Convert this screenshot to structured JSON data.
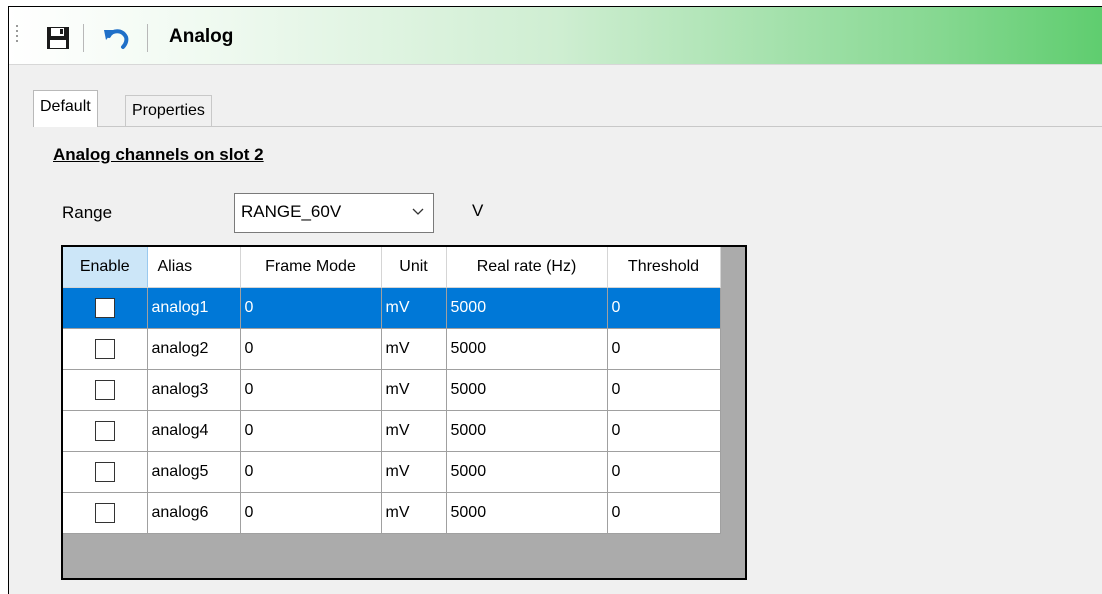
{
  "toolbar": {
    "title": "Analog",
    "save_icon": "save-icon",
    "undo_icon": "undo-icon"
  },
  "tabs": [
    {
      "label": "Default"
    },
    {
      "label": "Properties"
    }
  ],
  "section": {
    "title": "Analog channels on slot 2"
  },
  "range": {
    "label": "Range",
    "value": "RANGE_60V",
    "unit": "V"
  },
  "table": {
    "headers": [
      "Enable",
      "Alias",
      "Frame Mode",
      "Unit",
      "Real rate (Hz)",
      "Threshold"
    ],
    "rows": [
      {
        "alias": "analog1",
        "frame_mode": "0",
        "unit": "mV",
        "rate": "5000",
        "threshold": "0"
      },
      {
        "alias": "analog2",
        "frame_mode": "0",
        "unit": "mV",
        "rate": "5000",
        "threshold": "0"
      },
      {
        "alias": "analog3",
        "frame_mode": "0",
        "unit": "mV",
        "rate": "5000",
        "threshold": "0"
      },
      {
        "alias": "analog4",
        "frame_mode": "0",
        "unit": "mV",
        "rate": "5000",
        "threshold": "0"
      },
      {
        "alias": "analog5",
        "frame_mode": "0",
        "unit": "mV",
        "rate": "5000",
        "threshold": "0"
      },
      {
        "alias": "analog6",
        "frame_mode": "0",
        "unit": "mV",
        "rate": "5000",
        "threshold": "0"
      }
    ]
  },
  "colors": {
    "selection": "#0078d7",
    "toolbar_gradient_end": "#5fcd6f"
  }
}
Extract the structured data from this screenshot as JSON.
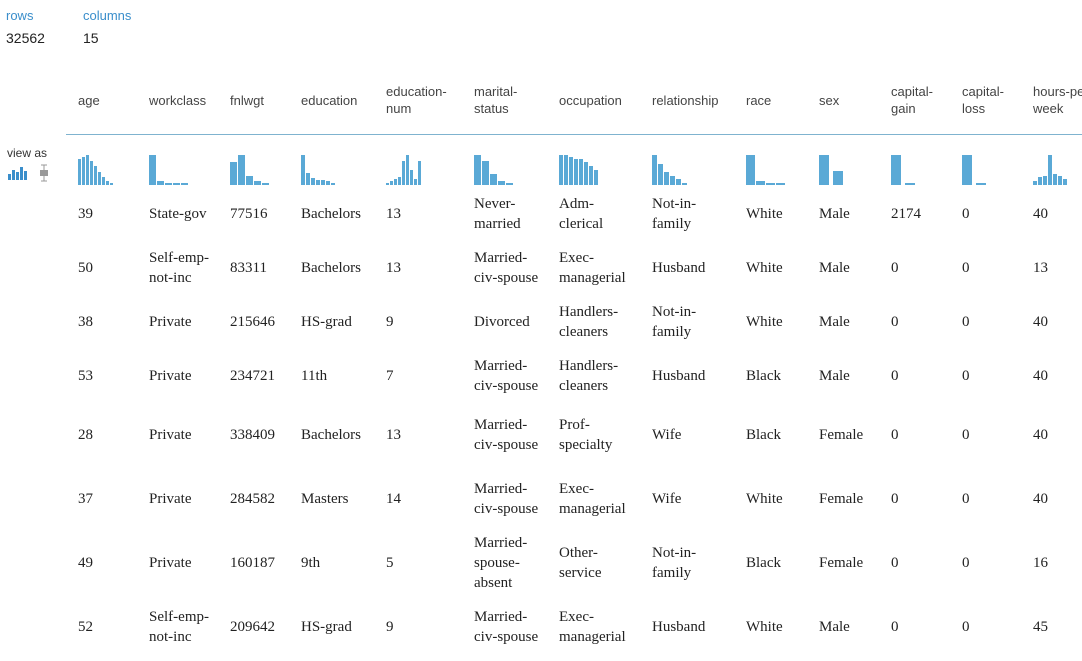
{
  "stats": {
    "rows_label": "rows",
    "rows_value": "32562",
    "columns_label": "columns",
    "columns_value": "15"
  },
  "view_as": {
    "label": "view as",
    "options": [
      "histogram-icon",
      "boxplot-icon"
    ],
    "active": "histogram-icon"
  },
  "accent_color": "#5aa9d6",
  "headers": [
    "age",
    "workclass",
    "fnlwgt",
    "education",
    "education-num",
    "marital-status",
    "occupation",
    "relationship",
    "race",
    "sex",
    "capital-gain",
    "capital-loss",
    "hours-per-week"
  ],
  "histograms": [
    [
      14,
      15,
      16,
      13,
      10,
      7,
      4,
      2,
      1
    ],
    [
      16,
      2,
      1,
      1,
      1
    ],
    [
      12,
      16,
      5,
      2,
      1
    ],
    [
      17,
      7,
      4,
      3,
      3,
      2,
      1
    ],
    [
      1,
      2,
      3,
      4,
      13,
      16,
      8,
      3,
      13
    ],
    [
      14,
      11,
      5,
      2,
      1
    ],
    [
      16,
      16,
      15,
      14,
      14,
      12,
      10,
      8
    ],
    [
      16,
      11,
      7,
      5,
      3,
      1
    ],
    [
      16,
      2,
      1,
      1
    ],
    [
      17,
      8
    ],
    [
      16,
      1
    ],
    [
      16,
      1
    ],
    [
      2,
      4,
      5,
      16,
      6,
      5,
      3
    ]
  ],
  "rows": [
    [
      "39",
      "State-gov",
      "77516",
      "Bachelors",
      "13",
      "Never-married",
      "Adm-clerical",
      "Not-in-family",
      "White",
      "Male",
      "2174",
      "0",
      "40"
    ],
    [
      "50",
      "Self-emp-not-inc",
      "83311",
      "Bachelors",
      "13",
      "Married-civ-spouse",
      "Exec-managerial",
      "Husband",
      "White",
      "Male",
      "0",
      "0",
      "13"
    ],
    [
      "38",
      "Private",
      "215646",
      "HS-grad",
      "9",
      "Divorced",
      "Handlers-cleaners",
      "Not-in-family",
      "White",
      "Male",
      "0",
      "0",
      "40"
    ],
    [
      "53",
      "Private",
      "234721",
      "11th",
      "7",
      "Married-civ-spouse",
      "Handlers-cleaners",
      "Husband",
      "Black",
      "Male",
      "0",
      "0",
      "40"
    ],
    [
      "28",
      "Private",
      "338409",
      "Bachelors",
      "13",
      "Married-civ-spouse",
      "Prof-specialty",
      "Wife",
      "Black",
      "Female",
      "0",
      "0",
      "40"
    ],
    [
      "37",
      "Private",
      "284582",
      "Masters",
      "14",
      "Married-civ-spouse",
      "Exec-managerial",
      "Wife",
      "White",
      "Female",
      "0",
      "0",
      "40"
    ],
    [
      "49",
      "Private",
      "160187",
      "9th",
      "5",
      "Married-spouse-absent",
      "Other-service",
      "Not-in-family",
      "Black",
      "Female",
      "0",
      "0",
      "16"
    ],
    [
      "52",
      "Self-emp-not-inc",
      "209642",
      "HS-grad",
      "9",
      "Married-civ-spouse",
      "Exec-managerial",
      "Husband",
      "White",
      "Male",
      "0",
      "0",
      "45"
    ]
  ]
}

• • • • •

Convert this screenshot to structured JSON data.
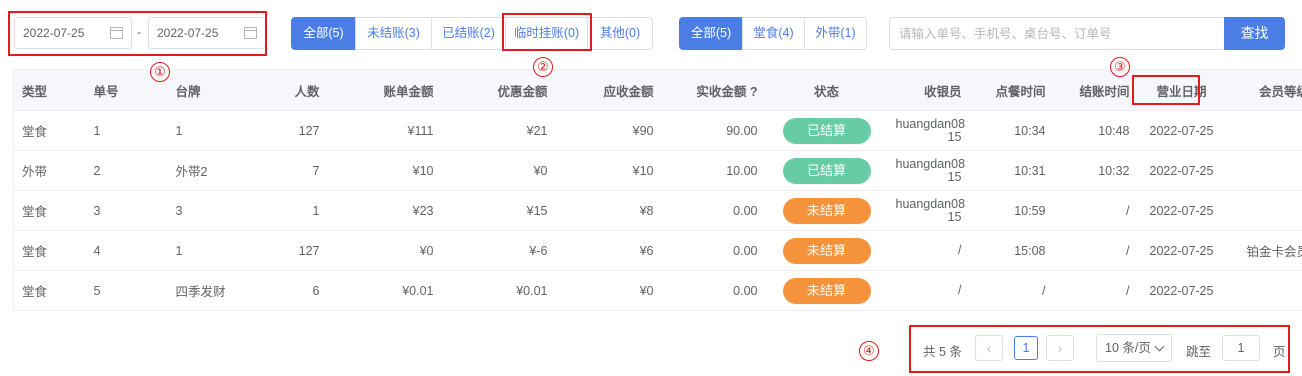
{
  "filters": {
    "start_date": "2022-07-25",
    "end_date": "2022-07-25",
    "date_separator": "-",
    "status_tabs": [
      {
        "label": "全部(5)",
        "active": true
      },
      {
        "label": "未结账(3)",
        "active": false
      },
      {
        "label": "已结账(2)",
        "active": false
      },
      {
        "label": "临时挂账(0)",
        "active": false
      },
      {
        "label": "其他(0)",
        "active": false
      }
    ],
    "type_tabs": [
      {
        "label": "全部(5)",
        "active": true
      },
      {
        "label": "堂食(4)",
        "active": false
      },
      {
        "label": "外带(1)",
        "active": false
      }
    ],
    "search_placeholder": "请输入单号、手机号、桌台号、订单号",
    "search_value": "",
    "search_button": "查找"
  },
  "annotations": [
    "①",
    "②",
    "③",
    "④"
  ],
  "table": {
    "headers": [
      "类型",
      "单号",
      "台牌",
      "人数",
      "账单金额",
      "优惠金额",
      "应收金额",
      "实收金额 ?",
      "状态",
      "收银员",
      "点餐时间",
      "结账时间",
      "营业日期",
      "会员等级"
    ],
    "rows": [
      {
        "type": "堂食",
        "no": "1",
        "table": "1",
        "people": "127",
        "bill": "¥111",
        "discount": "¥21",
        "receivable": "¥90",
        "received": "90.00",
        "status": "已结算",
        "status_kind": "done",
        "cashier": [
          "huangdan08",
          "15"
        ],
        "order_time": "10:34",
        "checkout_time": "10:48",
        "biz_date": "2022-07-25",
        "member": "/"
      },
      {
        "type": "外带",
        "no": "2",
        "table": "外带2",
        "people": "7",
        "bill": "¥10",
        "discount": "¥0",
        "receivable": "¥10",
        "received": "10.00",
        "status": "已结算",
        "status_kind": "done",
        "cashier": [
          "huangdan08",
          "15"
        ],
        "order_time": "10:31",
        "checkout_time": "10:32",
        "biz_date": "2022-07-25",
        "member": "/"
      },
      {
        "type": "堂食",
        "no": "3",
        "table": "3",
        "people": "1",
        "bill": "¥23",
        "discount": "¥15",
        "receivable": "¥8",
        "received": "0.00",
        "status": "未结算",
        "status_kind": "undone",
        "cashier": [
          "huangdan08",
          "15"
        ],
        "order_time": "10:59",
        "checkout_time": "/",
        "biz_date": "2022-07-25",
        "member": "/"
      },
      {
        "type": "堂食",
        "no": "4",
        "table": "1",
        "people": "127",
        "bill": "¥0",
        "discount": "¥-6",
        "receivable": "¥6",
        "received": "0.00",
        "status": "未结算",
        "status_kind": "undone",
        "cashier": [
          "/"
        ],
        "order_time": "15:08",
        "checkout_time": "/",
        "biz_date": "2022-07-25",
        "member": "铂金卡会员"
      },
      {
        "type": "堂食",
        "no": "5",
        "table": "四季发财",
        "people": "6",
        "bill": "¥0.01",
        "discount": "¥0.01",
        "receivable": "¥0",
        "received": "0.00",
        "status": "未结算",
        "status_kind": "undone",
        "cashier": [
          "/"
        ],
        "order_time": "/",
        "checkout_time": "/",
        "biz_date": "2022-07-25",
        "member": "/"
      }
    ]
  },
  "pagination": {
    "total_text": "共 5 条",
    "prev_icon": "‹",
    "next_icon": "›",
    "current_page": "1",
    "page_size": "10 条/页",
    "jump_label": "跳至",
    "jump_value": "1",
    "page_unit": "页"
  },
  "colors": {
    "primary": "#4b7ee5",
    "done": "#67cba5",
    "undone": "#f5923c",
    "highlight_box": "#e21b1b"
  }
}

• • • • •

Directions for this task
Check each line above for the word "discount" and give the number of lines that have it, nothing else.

The completed task
5